“Another thing,” he adds, “is that it was so incredibly well cast. To take a woman like Miss Moorehead, who could do almost anything, and having her play a part she doesn’t particularly like, but, being the professional she is, throwing herself into it, not caring how she looks or how she comes across, but just playing the part, is brilliant. Endora should not be just unlikable in a funny sort of way, but unlikable in an unwatchable sort of way. That’s how the part is written. And yet Agnes is able to take what is basically a one-note joke and give it dimension and flavor, because she’s so good at what she does.”
Opines Tranberg, “In the end I think what led Agnes to say yes was it was a good deal: $5000 for the pilot, which would take maybe a week or so to shoot. I don’t believe she thought it would be picked up and she was a bit surprised when it was, but she’d signed a contract to do a series if one resulted. That said, she came to like the show very much and the income and fame it gave her. At the same time, she knew she didn’t want to appear each week, so she signed a contract which allowed her to only appear in about eight out of every thirteen episodes so she would have time to rest or work on other projects, such as her one-woman shows and guest appearances on other television shows or even an occasional movie.”
That iconic role came to an end with the demise of the series in 1972, but Agnes didn’t shed much in the way of tears when it was time to move on, never realizing how little time she actually had left. After the show, she reprised her role from Don Juan in Hell for a Broadway run and then tour, supplied the voice of Mother Goose in the animated film Charlotte’s Web, and was back on Broadway in 1973 for an adaptation of the film Gigi. Unfortunately, she fell ill during that production and was replaced by Arlene Francis.

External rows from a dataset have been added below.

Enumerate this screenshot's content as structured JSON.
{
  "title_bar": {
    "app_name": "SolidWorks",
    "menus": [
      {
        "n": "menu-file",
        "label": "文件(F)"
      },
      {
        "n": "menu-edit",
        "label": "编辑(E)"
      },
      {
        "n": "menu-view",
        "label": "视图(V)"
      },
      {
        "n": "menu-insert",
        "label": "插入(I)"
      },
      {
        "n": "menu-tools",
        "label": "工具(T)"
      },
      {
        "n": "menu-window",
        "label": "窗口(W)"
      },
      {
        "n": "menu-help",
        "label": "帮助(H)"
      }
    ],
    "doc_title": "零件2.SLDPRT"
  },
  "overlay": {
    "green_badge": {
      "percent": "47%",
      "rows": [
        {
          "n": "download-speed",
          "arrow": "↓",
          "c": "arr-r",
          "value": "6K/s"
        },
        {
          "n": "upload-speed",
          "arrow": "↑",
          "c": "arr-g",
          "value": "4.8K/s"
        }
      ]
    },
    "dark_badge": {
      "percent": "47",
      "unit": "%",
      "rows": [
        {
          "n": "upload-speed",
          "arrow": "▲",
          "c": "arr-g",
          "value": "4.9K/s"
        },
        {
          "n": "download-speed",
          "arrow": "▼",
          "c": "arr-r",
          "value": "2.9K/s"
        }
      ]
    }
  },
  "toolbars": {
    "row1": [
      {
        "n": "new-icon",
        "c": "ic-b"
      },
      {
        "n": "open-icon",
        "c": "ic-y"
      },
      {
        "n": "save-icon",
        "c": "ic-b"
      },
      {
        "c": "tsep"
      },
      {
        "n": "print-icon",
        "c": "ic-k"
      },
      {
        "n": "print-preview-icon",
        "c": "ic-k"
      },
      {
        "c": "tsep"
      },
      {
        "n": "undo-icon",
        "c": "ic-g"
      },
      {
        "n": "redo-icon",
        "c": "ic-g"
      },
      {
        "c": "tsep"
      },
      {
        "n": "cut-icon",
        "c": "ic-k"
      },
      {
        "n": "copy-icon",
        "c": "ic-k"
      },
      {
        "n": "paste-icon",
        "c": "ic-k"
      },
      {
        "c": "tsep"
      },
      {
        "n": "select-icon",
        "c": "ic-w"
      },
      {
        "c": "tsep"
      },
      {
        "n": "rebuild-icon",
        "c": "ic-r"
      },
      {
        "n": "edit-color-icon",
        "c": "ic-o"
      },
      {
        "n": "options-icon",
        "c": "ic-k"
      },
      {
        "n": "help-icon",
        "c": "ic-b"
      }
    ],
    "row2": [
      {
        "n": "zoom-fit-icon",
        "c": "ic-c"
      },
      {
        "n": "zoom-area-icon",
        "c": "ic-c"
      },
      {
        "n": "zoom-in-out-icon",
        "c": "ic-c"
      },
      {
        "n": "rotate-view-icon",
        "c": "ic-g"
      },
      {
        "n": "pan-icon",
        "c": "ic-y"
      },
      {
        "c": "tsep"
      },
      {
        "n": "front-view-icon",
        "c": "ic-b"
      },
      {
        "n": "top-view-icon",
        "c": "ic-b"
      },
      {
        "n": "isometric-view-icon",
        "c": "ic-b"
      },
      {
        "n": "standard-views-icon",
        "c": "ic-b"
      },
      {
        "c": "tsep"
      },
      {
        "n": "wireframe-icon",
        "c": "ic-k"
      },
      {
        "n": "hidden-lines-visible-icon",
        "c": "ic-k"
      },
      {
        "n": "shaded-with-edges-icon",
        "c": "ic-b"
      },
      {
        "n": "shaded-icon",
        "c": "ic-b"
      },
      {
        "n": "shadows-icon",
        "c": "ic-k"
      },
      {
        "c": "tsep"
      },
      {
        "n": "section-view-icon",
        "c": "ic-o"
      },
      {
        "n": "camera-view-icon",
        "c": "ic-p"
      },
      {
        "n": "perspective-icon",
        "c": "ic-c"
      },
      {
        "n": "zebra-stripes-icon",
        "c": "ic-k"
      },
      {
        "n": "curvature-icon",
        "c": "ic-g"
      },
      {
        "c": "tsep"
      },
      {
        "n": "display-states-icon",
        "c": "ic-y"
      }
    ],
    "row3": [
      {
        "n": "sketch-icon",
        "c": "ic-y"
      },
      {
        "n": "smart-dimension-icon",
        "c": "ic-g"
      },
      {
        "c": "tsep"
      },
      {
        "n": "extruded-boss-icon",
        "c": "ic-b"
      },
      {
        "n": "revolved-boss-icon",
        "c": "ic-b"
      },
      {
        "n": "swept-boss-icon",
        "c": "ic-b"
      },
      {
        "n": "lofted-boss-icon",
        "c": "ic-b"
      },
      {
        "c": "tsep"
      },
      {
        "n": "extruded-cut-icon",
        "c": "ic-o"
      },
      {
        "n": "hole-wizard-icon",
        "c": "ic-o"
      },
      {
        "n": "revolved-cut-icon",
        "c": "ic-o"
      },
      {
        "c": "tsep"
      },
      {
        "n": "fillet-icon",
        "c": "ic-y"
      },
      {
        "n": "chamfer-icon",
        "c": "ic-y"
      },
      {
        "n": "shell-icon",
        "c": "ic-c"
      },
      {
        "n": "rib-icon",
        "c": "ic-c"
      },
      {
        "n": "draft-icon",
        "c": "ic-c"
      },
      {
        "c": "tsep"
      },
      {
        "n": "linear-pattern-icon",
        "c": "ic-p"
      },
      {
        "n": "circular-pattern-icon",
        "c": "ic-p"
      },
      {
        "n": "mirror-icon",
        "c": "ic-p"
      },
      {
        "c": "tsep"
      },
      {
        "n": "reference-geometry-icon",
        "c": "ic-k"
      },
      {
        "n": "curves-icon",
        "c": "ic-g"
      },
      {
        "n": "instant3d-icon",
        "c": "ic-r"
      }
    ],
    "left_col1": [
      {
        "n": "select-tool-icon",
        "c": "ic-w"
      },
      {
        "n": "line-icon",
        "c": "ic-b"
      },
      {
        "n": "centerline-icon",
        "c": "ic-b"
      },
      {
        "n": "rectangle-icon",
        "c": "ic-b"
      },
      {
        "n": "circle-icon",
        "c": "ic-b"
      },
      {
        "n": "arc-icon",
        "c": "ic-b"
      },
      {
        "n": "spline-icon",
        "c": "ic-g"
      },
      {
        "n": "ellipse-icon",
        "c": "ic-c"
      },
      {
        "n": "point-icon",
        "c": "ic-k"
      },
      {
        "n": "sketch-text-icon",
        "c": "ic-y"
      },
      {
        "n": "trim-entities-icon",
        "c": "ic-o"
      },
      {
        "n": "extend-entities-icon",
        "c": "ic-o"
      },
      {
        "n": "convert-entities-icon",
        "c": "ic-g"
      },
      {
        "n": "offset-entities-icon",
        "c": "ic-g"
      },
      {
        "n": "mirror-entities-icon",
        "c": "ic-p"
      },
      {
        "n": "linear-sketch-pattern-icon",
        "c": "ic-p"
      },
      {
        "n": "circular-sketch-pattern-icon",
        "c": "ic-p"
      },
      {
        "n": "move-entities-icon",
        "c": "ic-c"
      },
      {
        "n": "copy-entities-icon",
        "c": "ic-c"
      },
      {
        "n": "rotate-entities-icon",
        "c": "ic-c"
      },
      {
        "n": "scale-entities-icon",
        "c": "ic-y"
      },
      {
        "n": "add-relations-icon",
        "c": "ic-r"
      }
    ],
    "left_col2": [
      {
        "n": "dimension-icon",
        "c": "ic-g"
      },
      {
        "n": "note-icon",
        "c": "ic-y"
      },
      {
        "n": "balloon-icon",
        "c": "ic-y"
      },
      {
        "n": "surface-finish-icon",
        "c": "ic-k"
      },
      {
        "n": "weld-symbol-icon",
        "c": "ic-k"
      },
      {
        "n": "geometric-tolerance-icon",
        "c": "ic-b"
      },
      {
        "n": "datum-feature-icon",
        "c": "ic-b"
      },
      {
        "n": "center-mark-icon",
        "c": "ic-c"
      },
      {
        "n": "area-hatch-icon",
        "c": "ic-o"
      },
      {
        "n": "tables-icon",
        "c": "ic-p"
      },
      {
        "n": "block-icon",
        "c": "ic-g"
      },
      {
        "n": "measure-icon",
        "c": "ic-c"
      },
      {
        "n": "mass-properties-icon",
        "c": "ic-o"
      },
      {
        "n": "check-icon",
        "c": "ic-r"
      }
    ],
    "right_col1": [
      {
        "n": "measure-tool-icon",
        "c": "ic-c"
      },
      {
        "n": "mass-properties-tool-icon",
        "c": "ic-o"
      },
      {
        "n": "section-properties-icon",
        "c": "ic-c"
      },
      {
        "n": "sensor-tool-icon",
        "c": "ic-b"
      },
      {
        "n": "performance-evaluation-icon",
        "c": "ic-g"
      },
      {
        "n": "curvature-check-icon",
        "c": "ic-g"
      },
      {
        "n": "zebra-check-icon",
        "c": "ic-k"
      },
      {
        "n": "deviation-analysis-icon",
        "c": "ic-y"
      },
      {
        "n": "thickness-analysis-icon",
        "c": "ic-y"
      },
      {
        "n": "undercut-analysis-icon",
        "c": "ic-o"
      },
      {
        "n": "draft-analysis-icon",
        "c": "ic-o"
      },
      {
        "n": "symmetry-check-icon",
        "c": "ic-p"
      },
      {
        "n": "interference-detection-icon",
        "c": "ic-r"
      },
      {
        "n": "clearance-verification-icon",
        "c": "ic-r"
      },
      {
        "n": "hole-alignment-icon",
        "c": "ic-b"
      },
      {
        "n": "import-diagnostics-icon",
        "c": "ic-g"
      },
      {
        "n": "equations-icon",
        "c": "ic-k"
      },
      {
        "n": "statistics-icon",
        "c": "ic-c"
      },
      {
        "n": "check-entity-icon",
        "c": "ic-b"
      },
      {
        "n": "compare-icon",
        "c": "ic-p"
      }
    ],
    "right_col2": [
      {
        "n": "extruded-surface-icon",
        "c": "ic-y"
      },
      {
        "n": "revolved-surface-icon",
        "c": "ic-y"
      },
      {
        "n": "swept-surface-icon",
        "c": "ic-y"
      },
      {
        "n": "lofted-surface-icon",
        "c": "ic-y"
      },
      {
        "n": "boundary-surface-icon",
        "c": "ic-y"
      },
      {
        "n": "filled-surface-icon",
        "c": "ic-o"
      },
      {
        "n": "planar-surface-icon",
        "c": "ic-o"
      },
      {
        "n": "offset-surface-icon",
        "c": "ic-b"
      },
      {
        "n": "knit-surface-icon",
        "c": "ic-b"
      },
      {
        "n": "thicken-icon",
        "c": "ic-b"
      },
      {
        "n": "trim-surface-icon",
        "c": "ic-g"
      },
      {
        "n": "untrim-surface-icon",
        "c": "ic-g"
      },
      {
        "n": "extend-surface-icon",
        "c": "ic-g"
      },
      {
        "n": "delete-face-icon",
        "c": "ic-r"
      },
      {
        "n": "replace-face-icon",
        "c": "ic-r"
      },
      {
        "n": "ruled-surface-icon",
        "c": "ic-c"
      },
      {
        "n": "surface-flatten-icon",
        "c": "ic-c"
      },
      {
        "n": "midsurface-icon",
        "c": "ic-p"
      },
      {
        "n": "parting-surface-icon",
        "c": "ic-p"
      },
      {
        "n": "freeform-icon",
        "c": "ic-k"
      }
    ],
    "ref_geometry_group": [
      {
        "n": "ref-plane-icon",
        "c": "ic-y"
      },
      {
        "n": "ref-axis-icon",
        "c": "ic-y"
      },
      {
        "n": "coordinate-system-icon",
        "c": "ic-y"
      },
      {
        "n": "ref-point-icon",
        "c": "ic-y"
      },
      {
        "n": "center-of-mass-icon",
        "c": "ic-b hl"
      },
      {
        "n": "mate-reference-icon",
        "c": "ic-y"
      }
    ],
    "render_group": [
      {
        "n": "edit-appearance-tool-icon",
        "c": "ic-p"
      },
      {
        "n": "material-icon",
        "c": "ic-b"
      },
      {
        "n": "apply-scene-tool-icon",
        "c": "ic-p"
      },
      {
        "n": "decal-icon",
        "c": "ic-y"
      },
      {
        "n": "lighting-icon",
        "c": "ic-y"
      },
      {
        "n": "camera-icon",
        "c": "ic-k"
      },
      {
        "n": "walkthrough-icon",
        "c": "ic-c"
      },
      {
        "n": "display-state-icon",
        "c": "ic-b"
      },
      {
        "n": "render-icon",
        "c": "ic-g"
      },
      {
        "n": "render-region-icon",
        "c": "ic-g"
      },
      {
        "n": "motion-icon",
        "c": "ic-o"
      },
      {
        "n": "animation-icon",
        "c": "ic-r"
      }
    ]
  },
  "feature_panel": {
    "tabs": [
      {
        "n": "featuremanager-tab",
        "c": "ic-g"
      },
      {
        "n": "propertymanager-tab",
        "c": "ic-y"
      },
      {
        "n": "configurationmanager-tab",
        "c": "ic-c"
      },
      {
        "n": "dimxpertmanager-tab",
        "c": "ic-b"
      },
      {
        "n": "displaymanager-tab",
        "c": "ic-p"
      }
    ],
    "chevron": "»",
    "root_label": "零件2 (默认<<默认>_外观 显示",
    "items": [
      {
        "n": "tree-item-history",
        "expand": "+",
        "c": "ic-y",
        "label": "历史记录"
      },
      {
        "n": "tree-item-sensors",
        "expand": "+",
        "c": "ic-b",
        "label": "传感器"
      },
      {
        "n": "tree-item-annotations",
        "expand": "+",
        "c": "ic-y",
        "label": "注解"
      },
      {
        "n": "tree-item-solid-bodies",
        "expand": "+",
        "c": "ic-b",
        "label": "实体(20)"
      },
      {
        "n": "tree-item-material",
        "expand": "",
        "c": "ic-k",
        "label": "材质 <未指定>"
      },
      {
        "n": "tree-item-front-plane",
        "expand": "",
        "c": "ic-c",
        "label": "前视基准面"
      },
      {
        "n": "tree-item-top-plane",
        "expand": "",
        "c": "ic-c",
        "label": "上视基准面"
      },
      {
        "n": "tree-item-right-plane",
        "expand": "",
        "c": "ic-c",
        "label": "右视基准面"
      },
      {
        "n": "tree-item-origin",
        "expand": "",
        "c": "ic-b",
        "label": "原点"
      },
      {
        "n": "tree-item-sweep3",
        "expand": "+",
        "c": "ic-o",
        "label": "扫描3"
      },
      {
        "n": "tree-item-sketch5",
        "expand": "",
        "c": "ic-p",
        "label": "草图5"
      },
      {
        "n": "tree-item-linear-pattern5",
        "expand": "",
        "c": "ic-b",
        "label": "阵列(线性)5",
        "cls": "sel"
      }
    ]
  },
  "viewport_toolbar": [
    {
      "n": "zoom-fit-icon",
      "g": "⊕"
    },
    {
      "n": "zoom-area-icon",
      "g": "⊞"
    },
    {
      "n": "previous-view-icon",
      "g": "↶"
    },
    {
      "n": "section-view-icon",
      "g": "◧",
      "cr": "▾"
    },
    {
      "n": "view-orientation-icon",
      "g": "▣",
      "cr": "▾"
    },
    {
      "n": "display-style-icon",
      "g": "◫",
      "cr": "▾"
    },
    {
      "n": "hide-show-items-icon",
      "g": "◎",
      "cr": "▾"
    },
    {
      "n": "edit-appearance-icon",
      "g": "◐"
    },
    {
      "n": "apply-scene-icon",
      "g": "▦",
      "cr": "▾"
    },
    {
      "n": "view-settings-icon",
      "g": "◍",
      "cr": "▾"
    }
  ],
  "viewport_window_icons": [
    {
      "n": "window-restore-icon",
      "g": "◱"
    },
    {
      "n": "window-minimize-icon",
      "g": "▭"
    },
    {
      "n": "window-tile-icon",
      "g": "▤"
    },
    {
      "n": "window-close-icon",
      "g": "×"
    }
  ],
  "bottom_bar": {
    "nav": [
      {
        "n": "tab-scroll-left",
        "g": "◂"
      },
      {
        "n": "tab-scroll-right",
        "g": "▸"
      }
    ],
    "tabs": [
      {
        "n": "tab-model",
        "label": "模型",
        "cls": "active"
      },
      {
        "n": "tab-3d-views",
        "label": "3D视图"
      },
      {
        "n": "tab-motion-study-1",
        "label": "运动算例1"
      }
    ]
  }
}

“She was suffering from terminal cancer,” says Charles. “Her great friend, Debbie Reynolds, told me that Agnes told her that she would beat it and she put herself ‘in God’s hands.’ Finally, she was admitted to the Mayo Clinic Hospital in Rochester, Minnesota in early April 1974. She declined rapidly in the next three weeks. Five days before she died, she spoke with Debbie Reynolds for the final time. She finally had given up and told Debbie, ‘It’s over. I’m dying. Please pray for me.’ She died on April 30, 1974, at age 73 in the arms of her mother, Mollie. By the way, her mother would live to be 106, dying in 1990 — outliving Agnes by 16 years.”